# Your objective
Your task is to give the data again, exactly, with every line intact.

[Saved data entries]

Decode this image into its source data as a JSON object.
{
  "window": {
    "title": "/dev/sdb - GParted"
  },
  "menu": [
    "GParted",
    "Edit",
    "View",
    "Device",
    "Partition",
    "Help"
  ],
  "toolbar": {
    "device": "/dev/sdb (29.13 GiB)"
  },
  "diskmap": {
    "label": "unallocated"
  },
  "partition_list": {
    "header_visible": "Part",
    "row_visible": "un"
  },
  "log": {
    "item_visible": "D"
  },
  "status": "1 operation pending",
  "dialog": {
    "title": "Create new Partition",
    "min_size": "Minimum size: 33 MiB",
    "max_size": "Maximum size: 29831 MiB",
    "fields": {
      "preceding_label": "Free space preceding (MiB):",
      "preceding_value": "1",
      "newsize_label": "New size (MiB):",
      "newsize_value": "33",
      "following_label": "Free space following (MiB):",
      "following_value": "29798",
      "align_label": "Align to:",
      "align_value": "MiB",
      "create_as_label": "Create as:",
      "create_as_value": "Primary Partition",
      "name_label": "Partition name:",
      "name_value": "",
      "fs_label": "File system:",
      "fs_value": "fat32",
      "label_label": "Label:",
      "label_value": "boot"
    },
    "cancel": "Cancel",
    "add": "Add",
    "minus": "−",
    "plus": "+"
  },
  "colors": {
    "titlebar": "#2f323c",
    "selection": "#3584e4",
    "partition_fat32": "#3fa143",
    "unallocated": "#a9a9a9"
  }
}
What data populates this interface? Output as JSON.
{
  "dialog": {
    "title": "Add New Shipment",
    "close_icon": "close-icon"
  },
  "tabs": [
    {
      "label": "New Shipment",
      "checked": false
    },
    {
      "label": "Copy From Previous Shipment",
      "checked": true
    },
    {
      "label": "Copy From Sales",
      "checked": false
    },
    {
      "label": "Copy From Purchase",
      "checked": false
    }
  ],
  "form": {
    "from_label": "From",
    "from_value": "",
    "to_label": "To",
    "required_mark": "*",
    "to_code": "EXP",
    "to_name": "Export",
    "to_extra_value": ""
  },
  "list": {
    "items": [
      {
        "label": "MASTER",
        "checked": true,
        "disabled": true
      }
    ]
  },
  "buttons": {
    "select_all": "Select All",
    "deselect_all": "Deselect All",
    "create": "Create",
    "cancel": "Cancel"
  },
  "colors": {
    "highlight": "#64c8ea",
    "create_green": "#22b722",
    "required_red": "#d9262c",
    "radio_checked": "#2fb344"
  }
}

# Task output
Decode this image into its source data as a JSON object.
{
  "window": {
    "title": "/dev/sdb - GParted"
  },
  "menu": [
    "GParted",
    "Edit",
    "View",
    "Device",
    "Partition",
    "Help"
  ],
  "toolbar": {
    "device": "/dev/sdb (29.13 GiB)"
  },
  "diskmap": {
    "label": "unallocated"
  },
  "partition_list": {
    "header_visible": "Part",
    "row_visible": "un"
  },
  "log": {
    "item_visible": "D"
  },
  "status": "1 operation pending",
  "dialog": {
    "title": "Create new Partition",
    "min_size": "Minimum size: 33 MiB",
    "max_size": "Maximum size: 29831 MiB",
    "fields": {
      "preceding_label": "Free space preceding (MiB):",
      "preceding_value": "1",
      "newsize_label": "New size (MiB):",
      "newsize_value": "33",
      "following_label": "Free space following (MiB):",
      "following_value": "29798",
      "align_label": "Align to:",
      "align_value": "MiB",
      "create_as_label": "Create as:",
      "create_as_value": "Primary Partition",
      "name_label": "Partition name:",
      "name_value": "",
      "fs_label": "File system:",
      "fs_value": "fat32",
      "label_label": "Label:",
      "label_value": "boot"
    },
    "cancel": "Cancel",
    "add": "Add",
    "minus": "−",
    "plus": "+"
  },
  "colors": {
    "titlebar": "#2f323c",
    "selection": "#3584e4",
    "partition_fat32": "#3fa143",
    "unallocated": "#a9a9a9"
  }
}
What data populates this interface? Output as JSON.
{
  "dialog": {
    "title": "Add New Shipment",
    "close_icon": "close-icon"
  },
  "tabs": [
    {
      "label": "New Shipment",
      "checked": false
    },
    {
      "label": "Copy From Previous Shipment",
      "checked": true
    },
    {
      "label": "Copy From Sales",
      "checked": false
    },
    {
      "label": "Copy From Purchase",
      "checked": false
    }
  ],
  "form": {
    "from_label": "From",
    "from_value": "",
    "to_label": "To",
    "required_mark": "*",
    "to_code": "EXP",
    "to_name": "Export",
    "to_extra_value": ""
  },
  "list": {
    "items": [
      {
        "label": "MASTER",
        "checked": true,
        "disabled": true
      }
    ]
  },
  "buttons": {
    "select_all": "Select All",
    "deselect_all": "Deselect All",
    "create": "Create",
    "cancel": "Cancel"
  },
  "colors": {
    "highlight": "#64c8ea",
    "create_green": "#22b722",
    "required_red": "#d9262c",
    "radio_checked": "#2fb344"
  }
}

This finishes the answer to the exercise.